(Directions): Copy each line of the listing below where the word "ubuntu" turns up.

Top of Data to use

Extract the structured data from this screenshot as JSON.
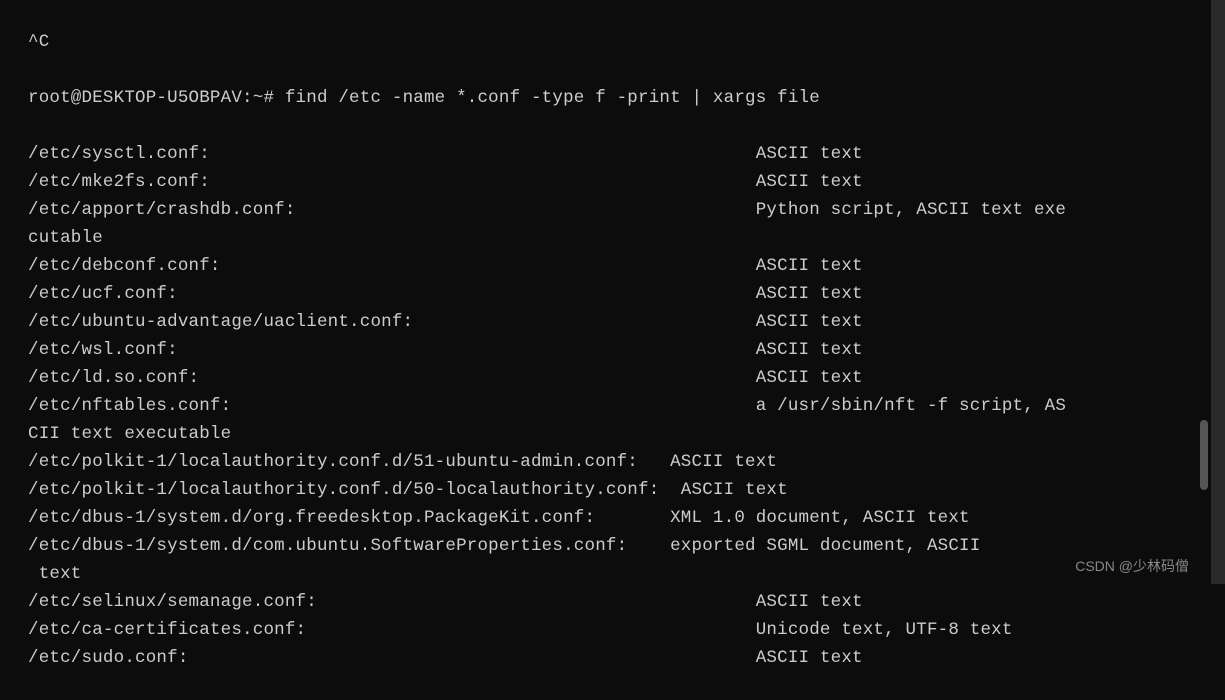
{
  "interrupt": "^C",
  "prompt": "root@DESKTOP-U5OBPAV:~#",
  "command": "find /etc -name *.conf -type f -print | xargs file",
  "lines": [
    {
      "path": "/etc/sysctl.conf:",
      "desc": "ASCII text",
      "col": 67
    },
    {
      "path": "/etc/mke2fs.conf:",
      "desc": "ASCII text",
      "col": 67
    },
    {
      "path": "/etc/apport/crashdb.conf:",
      "desc": "Python script, ASCII text exe",
      "col": 67,
      "wrap": "cutable"
    },
    {
      "path": "/etc/debconf.conf:",
      "desc": "ASCII text",
      "col": 67
    },
    {
      "path": "/etc/ucf.conf:",
      "desc": "ASCII text",
      "col": 67
    },
    {
      "path": "/etc/ubuntu-advantage/uaclient.conf:",
      "desc": "ASCII text",
      "col": 67
    },
    {
      "path": "/etc/wsl.conf:",
      "desc": "ASCII text",
      "col": 67
    },
    {
      "path": "/etc/ld.so.conf:",
      "desc": "ASCII text",
      "col": 67
    },
    {
      "path": "/etc/nftables.conf:",
      "desc": "a /usr/sbin/nft -f script, AS",
      "col": 67,
      "wrap": "CII text executable"
    },
    {
      "path": "/etc/polkit-1/localauthority.conf.d/51-ubuntu-admin.conf:",
      "desc": "ASCII text",
      "col": 59
    },
    {
      "path": "/etc/polkit-1/localauthority.conf.d/50-localauthority.conf:",
      "desc": "ASCII text",
      "col": 60
    },
    {
      "path": "/etc/dbus-1/system.d/org.freedesktop.PackageKit.conf:",
      "desc": "XML 1.0 document, ASCII text",
      "col": 59
    },
    {
      "path": "/etc/dbus-1/system.d/com.ubuntu.SoftwareProperties.conf:",
      "desc": "exported SGML document, ASCII",
      "col": 59,
      "wrap": " text"
    },
    {
      "path": "/etc/selinux/semanage.conf:",
      "desc": "ASCII text",
      "col": 67
    },
    {
      "path": "/etc/ca-certificates.conf:",
      "desc": "Unicode text, UTF-8 text",
      "col": 67
    },
    {
      "path": "/etc/sudo.conf:",
      "desc": "ASCII text",
      "col": 67
    }
  ],
  "watermark": "CSDN @少林码僧"
}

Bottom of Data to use

(Problem solution):
      "path": "/etc/ubuntu-advantage/uaclient.conf:",
      "path": "/etc/polkit-1/localauthority.conf.d/51-ubuntu-admin.conf:",
      "path": "/etc/dbus-1/system.d/com.ubuntu.SoftwareProperties.conf:",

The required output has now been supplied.